**Directions for this task:** Your reply should be made up of every line in the records below that holds the string "Company".

[Web page and app entries]
============

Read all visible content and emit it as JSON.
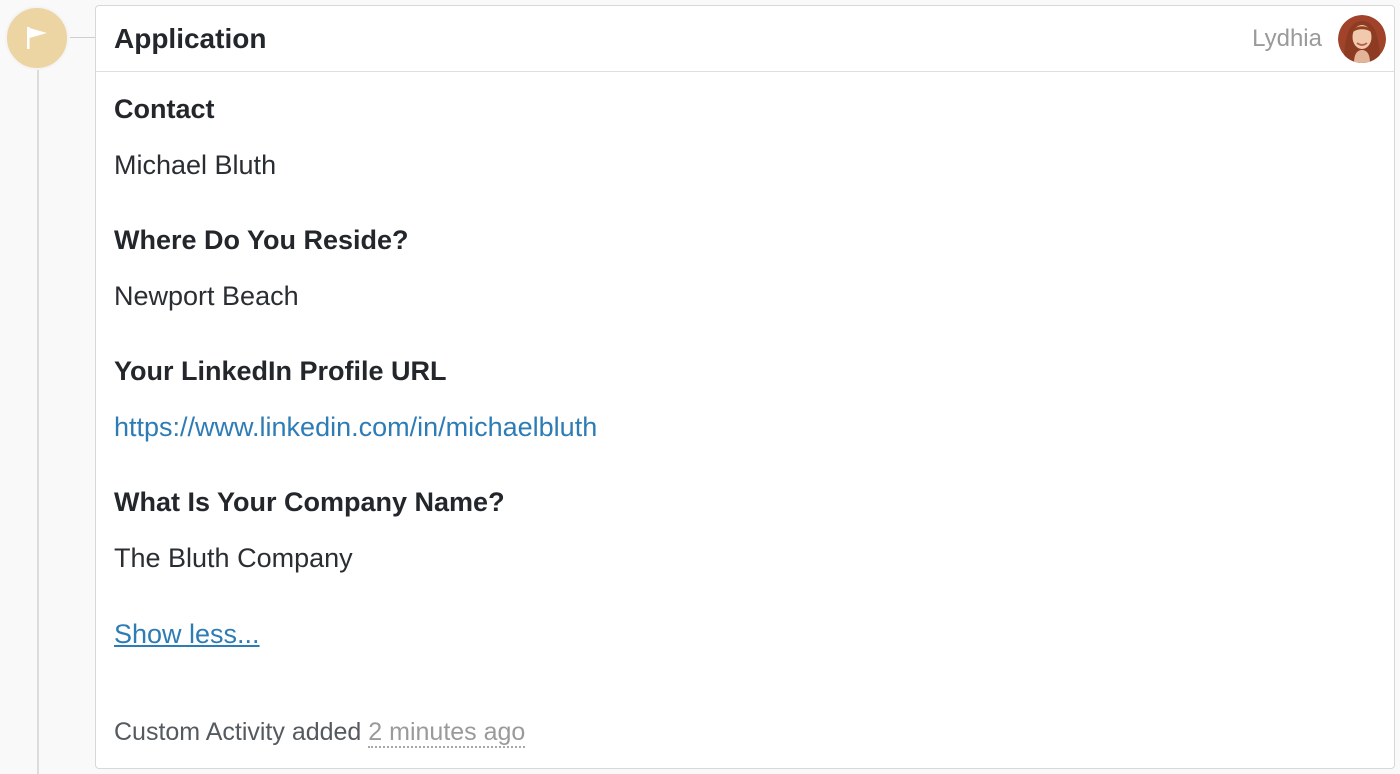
{
  "card": {
    "title": "Application",
    "user_name": "Lydhia",
    "marker_icon": "flag-icon"
  },
  "fields": [
    {
      "label": "Contact",
      "value": "Michael Bluth",
      "is_link": false
    },
    {
      "label": "Where Do You Reside?",
      "value": "Newport Beach",
      "is_link": false
    },
    {
      "label": "Your LinkedIn Profile URL",
      "value": "https://www.linkedin.com/in/michaelbluth",
      "is_link": true
    },
    {
      "label": "What Is Your Company Name?",
      "value": "The Bluth Company",
      "is_link": false
    }
  ],
  "toggle": {
    "label": "Show less..."
  },
  "footer": {
    "prefix": "Custom Activity added",
    "time": "2 minutes ago"
  },
  "colors": {
    "marker": "#ecd4a3",
    "link": "#2e7cb6",
    "muted": "#9a9a9a"
  }
}
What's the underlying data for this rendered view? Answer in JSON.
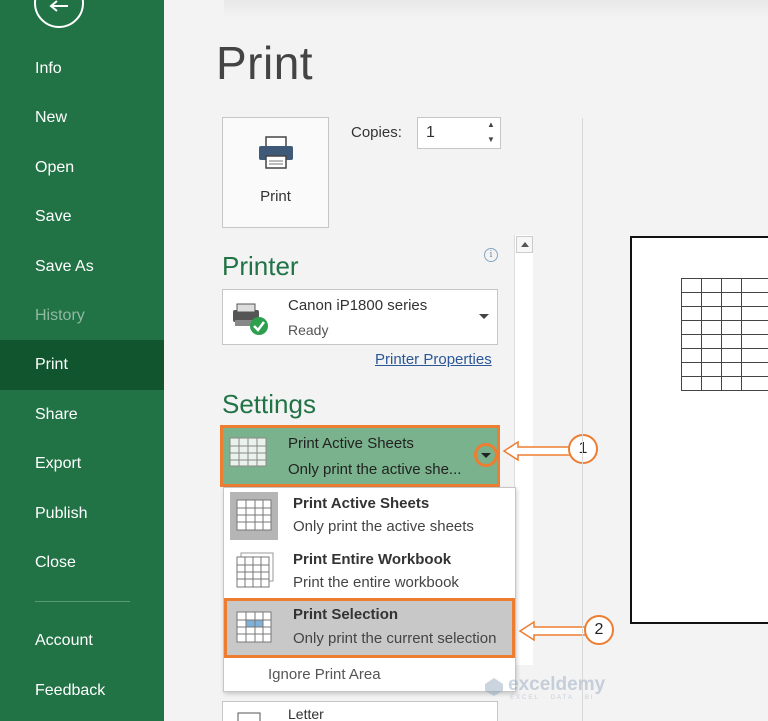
{
  "sidebar": {
    "items": [
      {
        "label": "Info"
      },
      {
        "label": "New"
      },
      {
        "label": "Open"
      },
      {
        "label": "Save"
      },
      {
        "label": "Save As"
      },
      {
        "label": "History"
      },
      {
        "label": "Print"
      },
      {
        "label": "Share"
      },
      {
        "label": "Export"
      },
      {
        "label": "Publish"
      },
      {
        "label": "Close"
      },
      {
        "label": "Account"
      },
      {
        "label": "Feedback"
      }
    ],
    "active": "Print",
    "disabled": "History"
  },
  "page": {
    "title": "Print"
  },
  "print_button": {
    "label": "Print",
    "icon": "printer-icon"
  },
  "copies": {
    "label": "Copies:",
    "value": "1"
  },
  "printer": {
    "section_title": "Printer",
    "name": "Canon iP1800 series",
    "status": "Ready",
    "properties_link": "Printer Properties",
    "info_glyph": "i"
  },
  "settings": {
    "section_title": "Settings",
    "selected": {
      "title": "Print Active Sheets",
      "subtitle": "Only print the active she..."
    },
    "options": [
      {
        "title": "Print Active Sheets",
        "subtitle": "Only print the active sheets"
      },
      {
        "title": "Print Entire Workbook",
        "subtitle": "Print the entire workbook"
      },
      {
        "title": "Print Selection",
        "subtitle": "Only print the current selection"
      }
    ],
    "ignore_print_area": "Ignore Print Area",
    "paper_size": "Letter"
  },
  "callouts": {
    "step1": "1",
    "step2": "2"
  },
  "watermark": {
    "name": "exceldemy",
    "tagline": "EXCEL · DATA · BI"
  },
  "colors": {
    "sidebar": "#217346",
    "accent": "#ed7d31",
    "section_title": "#217346",
    "link": "#2b5797"
  }
}
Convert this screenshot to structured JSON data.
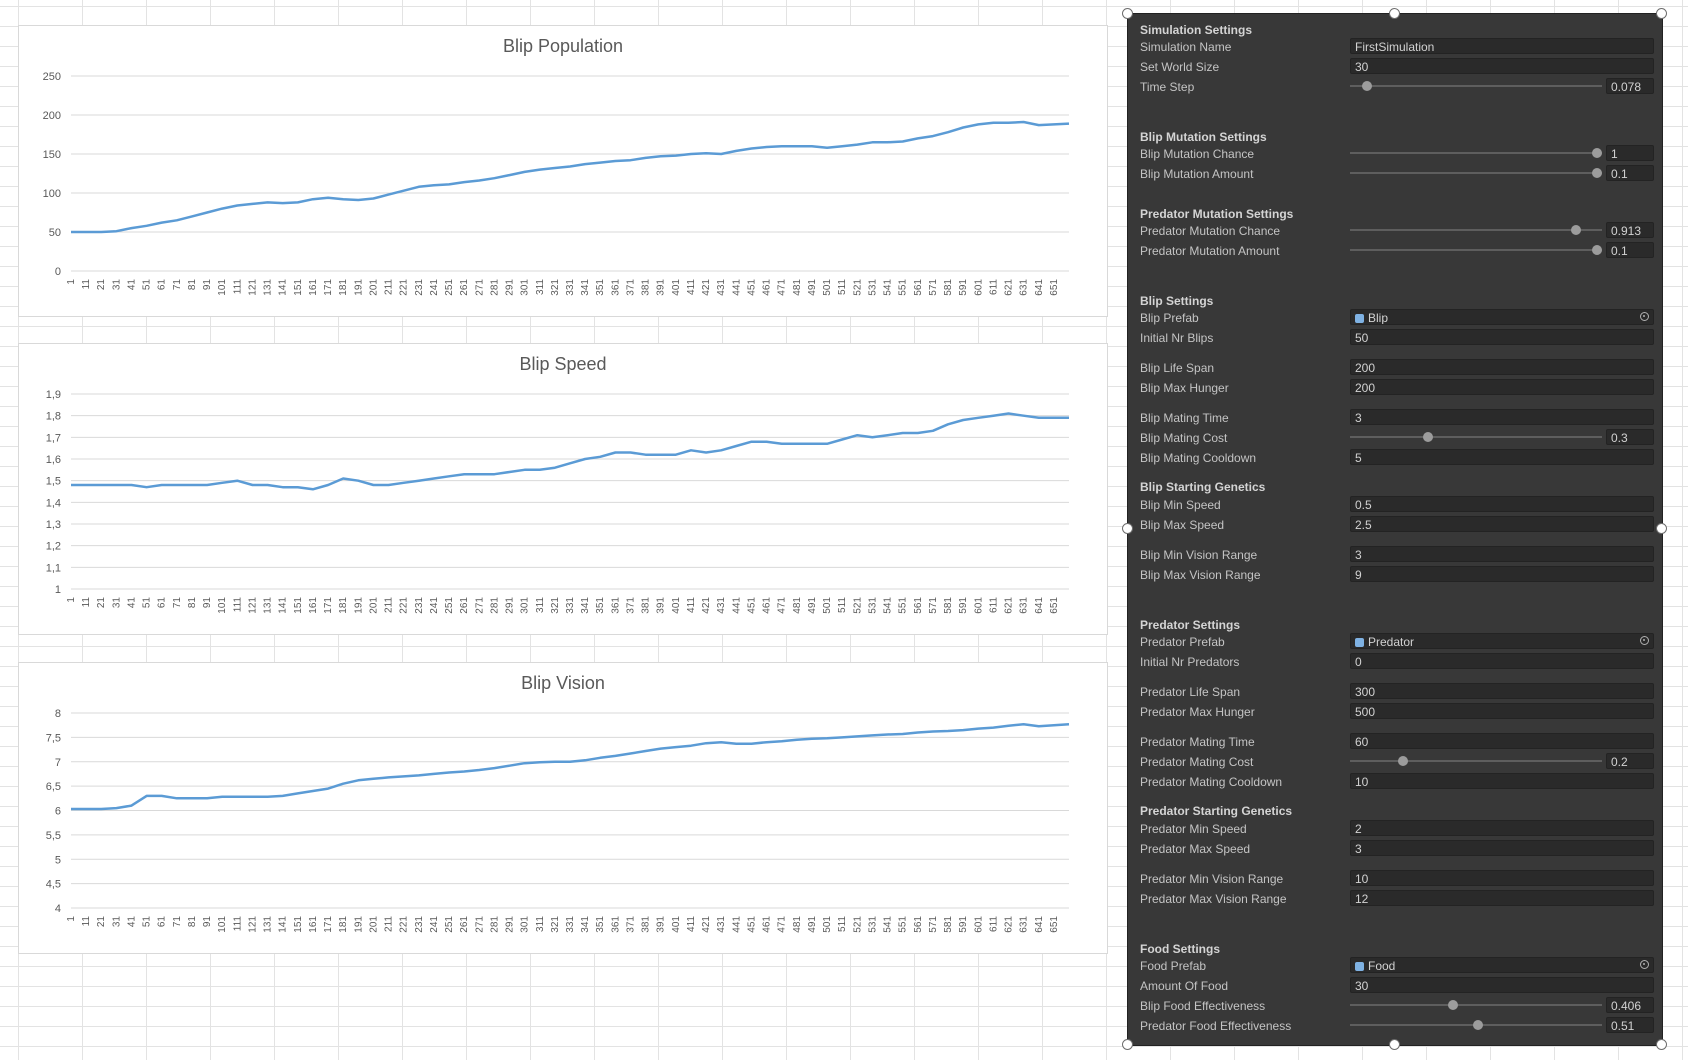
{
  "charts": [
    {
      "title": "Blip Population",
      "yticks": [
        "250",
        "200",
        "150",
        "100",
        "50",
        "0"
      ],
      "xticks": [
        "1",
        "11",
        "21",
        "31",
        "41",
        "51",
        "61",
        "71",
        "81",
        "91",
        "101",
        "111",
        "121",
        "131",
        "141",
        "151",
        "161",
        "171",
        "181",
        "191",
        "201",
        "211",
        "221",
        "231",
        "241",
        "251",
        "261",
        "271",
        "281",
        "291",
        "301",
        "311",
        "321",
        "331",
        "341",
        "351",
        "361",
        "371",
        "381",
        "391",
        "401",
        "411",
        "421",
        "431",
        "441",
        "451",
        "461",
        "471",
        "481",
        "491",
        "501",
        "511",
        "521",
        "531",
        "541",
        "551",
        "561",
        "571",
        "581",
        "591",
        "601",
        "611",
        "621",
        "631",
        "641",
        "651"
      ]
    },
    {
      "title": "Blip Speed",
      "yticks": [
        "1,9",
        "1,8",
        "1,7",
        "1,6",
        "1,5",
        "1,4",
        "1,3",
        "1,2",
        "1,1",
        "1"
      ],
      "xticks": [
        "1",
        "11",
        "21",
        "31",
        "41",
        "51",
        "61",
        "71",
        "81",
        "91",
        "101",
        "111",
        "121",
        "131",
        "141",
        "151",
        "161",
        "171",
        "181",
        "191",
        "201",
        "211",
        "221",
        "231",
        "241",
        "251",
        "261",
        "271",
        "281",
        "291",
        "301",
        "311",
        "321",
        "331",
        "341",
        "351",
        "361",
        "371",
        "381",
        "391",
        "401",
        "411",
        "421",
        "431",
        "441",
        "451",
        "461",
        "471",
        "481",
        "491",
        "501",
        "511",
        "521",
        "531",
        "541",
        "551",
        "561",
        "571",
        "581",
        "591",
        "601",
        "611",
        "621",
        "631",
        "641",
        "651"
      ]
    },
    {
      "title": "Blip Vision",
      "yticks": [
        "8",
        "7,5",
        "7",
        "6,5",
        "6",
        "5,5",
        "5",
        "4,5",
        "4"
      ],
      "xticks": [
        "1",
        "11",
        "21",
        "31",
        "41",
        "51",
        "61",
        "71",
        "81",
        "91",
        "101",
        "111",
        "121",
        "131",
        "141",
        "151",
        "161",
        "171",
        "181",
        "191",
        "201",
        "211",
        "221",
        "231",
        "241",
        "251",
        "261",
        "271",
        "281",
        "291",
        "301",
        "311",
        "321",
        "331",
        "341",
        "351",
        "361",
        "371",
        "381",
        "391",
        "401",
        "411",
        "421",
        "431",
        "441",
        "451",
        "461",
        "471",
        "481",
        "491",
        "501",
        "511",
        "521",
        "531",
        "541",
        "551",
        "561",
        "571",
        "581",
        "591",
        "601",
        "611",
        "621",
        "631",
        "641",
        "651"
      ]
    }
  ],
  "chart_data": [
    {
      "type": "line",
      "title": "Blip Population",
      "xlabel": "",
      "ylabel": "",
      "ylim": [
        0,
        250
      ],
      "grid": true,
      "x": [
        1,
        11,
        21,
        31,
        41,
        51,
        61,
        71,
        81,
        91,
        101,
        111,
        121,
        131,
        141,
        151,
        161,
        171,
        181,
        191,
        201,
        211,
        221,
        231,
        241,
        251,
        261,
        271,
        281,
        291,
        301,
        311,
        321,
        331,
        341,
        351,
        361,
        371,
        381,
        391,
        401,
        411,
        421,
        431,
        441,
        451,
        461,
        471,
        481,
        491,
        501,
        511,
        521,
        531,
        541,
        551,
        561,
        571,
        581,
        591,
        601,
        611,
        621,
        631,
        641,
        651,
        661
      ],
      "series": [
        {
          "values": [
            50,
            50,
            50,
            51,
            55,
            58,
            62,
            65,
            70,
            75,
            80,
            84,
            86,
            88,
            87,
            88,
            92,
            94,
            92,
            91,
            93,
            98,
            103,
            108,
            110,
            111,
            114,
            116,
            119,
            123,
            127,
            130,
            132,
            134,
            137,
            139,
            141,
            142,
            145,
            147,
            148,
            150,
            151,
            150,
            154,
            157,
            159,
            160,
            160,
            160,
            158,
            160,
            162,
            165,
            165,
            166,
            170,
            173,
            178,
            184,
            188,
            190,
            190,
            191,
            187,
            188,
            189
          ]
        }
      ]
    },
    {
      "type": "line",
      "title": "Blip Speed",
      "xlabel": "",
      "ylabel": "",
      "ylim": [
        1,
        1.9
      ],
      "grid": true,
      "x": [
        1,
        11,
        21,
        31,
        41,
        51,
        61,
        71,
        81,
        91,
        101,
        111,
        121,
        131,
        141,
        151,
        161,
        171,
        181,
        191,
        201,
        211,
        221,
        231,
        241,
        251,
        261,
        271,
        281,
        291,
        301,
        311,
        321,
        331,
        341,
        351,
        361,
        371,
        381,
        391,
        401,
        411,
        421,
        431,
        441,
        451,
        461,
        471,
        481,
        491,
        501,
        511,
        521,
        531,
        541,
        551,
        561,
        571,
        581,
        591,
        601,
        611,
        621,
        631,
        641,
        651,
        661
      ],
      "series": [
        {
          "values": [
            1.48,
            1.48,
            1.48,
            1.48,
            1.48,
            1.47,
            1.48,
            1.48,
            1.48,
            1.48,
            1.49,
            1.5,
            1.48,
            1.48,
            1.47,
            1.47,
            1.46,
            1.48,
            1.51,
            1.5,
            1.48,
            1.48,
            1.49,
            1.5,
            1.51,
            1.52,
            1.53,
            1.53,
            1.53,
            1.54,
            1.55,
            1.55,
            1.56,
            1.58,
            1.6,
            1.61,
            1.63,
            1.63,
            1.62,
            1.62,
            1.62,
            1.64,
            1.63,
            1.64,
            1.66,
            1.68,
            1.68,
            1.67,
            1.67,
            1.67,
            1.67,
            1.69,
            1.71,
            1.7,
            1.71,
            1.72,
            1.72,
            1.73,
            1.76,
            1.78,
            1.79,
            1.8,
            1.81,
            1.8,
            1.79,
            1.79,
            1.79
          ]
        }
      ]
    },
    {
      "type": "line",
      "title": "Blip Vision",
      "xlabel": "",
      "ylabel": "",
      "ylim": [
        4,
        8
      ],
      "grid": true,
      "x": [
        1,
        11,
        21,
        31,
        41,
        51,
        61,
        71,
        81,
        91,
        101,
        111,
        121,
        131,
        141,
        151,
        161,
        171,
        181,
        191,
        201,
        211,
        221,
        231,
        241,
        251,
        261,
        271,
        281,
        291,
        301,
        311,
        321,
        331,
        341,
        351,
        361,
        371,
        381,
        391,
        401,
        411,
        421,
        431,
        441,
        451,
        461,
        471,
        481,
        491,
        501,
        511,
        521,
        531,
        541,
        551,
        561,
        571,
        581,
        591,
        601,
        611,
        621,
        631,
        641,
        651,
        661
      ],
      "series": [
        {
          "values": [
            6.03,
            6.03,
            6.03,
            6.05,
            6.1,
            6.3,
            6.3,
            6.25,
            6.25,
            6.25,
            6.28,
            6.28,
            6.28,
            6.28,
            6.3,
            6.35,
            6.4,
            6.45,
            6.55,
            6.62,
            6.65,
            6.68,
            6.7,
            6.72,
            6.75,
            6.78,
            6.8,
            6.83,
            6.87,
            6.92,
            6.97,
            6.99,
            7.0,
            7.0,
            7.03,
            7.08,
            7.12,
            7.17,
            7.22,
            7.27,
            7.3,
            7.33,
            7.38,
            7.4,
            7.37,
            7.37,
            7.4,
            7.42,
            7.45,
            7.47,
            7.48,
            7.5,
            7.52,
            7.54,
            7.56,
            7.57,
            7.6,
            7.62,
            7.63,
            7.65,
            7.68,
            7.7,
            7.74,
            7.77,
            7.73,
            7.75,
            7.77
          ]
        }
      ]
    }
  ],
  "inspector": {
    "simulation_settings": "Simulation Settings",
    "simulation_name_label": "Simulation Name",
    "simulation_name": "FirstSimulation",
    "set_world_size_label": "Set World Size",
    "set_world_size": "30",
    "time_step_label": "Time Step",
    "time_step": "0.078",
    "time_step_fraction": 0.05,
    "blip_mutation_settings": "Blip Mutation Settings",
    "blip_mutation_chance_label": "Blip Mutation Chance",
    "blip_mutation_chance": "1",
    "blip_mutation_chance_fraction": 1.0,
    "blip_mutation_amount_label": "Blip Mutation Amount",
    "blip_mutation_amount": "0.1",
    "blip_mutation_amount_fraction": 1.0,
    "predator_mutation_settings": "Predator Mutation Settings",
    "predator_mutation_chance_label": "Predator Mutation Chance",
    "predator_mutation_chance": "0.913",
    "predator_mutation_chance_fraction": 0.913,
    "predator_mutation_amount_label": "Predator Mutation Amount",
    "predator_mutation_amount": "0.1",
    "predator_mutation_amount_fraction": 1.0,
    "blip_settings": "Blip Settings",
    "blip_prefab_label": "Blip Prefab",
    "blip_prefab": "Blip",
    "initial_nr_blips_label": "Initial Nr Blips",
    "initial_nr_blips": "50",
    "blip_life_span_label": "Blip Life Span",
    "blip_life_span": "200",
    "blip_max_hunger_label": "Blip Max Hunger",
    "blip_max_hunger": "200",
    "blip_mating_time_label": "Blip Mating Time",
    "blip_mating_time": "3",
    "blip_mating_cost_label": "Blip Mating Cost",
    "blip_mating_cost": "0.3",
    "blip_mating_cost_fraction": 0.3,
    "blip_mating_cooldown_label": "Blip Mating Cooldown",
    "blip_mating_cooldown": "5",
    "blip_starting_genetics": "Blip Starting Genetics",
    "blip_min_speed_label": "Blip Min Speed",
    "blip_min_speed": "0.5",
    "blip_max_speed_label": "Blip Max Speed",
    "blip_max_speed": "2.5",
    "blip_min_vision_range_label": "Blip Min Vision Range",
    "blip_min_vision_range": "3",
    "blip_max_vision_range_label": "Blip Max Vision Range",
    "blip_max_vision_range": "9",
    "predator_settings": "Predator Settings",
    "predator_prefab_label": "Predator Prefab",
    "predator_prefab": "Predator",
    "initial_nr_predators_label": "Initial Nr Predators",
    "initial_nr_predators": "0",
    "predator_life_span_label": "Predator Life Span",
    "predator_life_span": "300",
    "predator_max_hunger_label": "Predator Max Hunger",
    "predator_max_hunger": "500",
    "predator_mating_time_label": "Predator Mating Time",
    "predator_mating_time": "60",
    "predator_mating_cost_label": "Predator Mating Cost",
    "predator_mating_cost": "0.2",
    "predator_mating_cost_fraction": 0.2,
    "predator_mating_cooldown_label": "Predator Mating Cooldown",
    "predator_mating_cooldown": "10",
    "predator_starting_genetics": "Predator Starting Genetics",
    "predator_min_speed_label": "Predator Min Speed",
    "predator_min_speed": "2",
    "predator_max_speed_label": "Predator Max Speed",
    "predator_max_speed": "3",
    "predator_min_vision_range_label": "Predator Min Vision Range",
    "predator_min_vision_range": "10",
    "predator_max_vision_range_label": "Predator Max Vision Range",
    "predator_max_vision_range": "12",
    "food_settings": "Food Settings",
    "food_prefab_label": "Food Prefab",
    "food_prefab": "Food",
    "amount_of_food_label": "Amount Of Food",
    "amount_of_food": "30",
    "blip_food_effectiveness_label": "Blip Food Effectiveness",
    "blip_food_effectiveness": "0.406",
    "blip_food_effectiveness_fraction": 0.406,
    "predator_food_effectiveness_label": "Predator Food Effectiveness",
    "predator_food_effectiveness": "0.51",
    "predator_food_effectiveness_fraction": 0.51
  },
  "colors": {
    "series": "#5b9bd5",
    "panel": "#383838",
    "field": "#2a2a2a"
  }
}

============

**Output of the exercise:**
      "label": "What Is Your Company Name?",
      "value": "The Bluth Company",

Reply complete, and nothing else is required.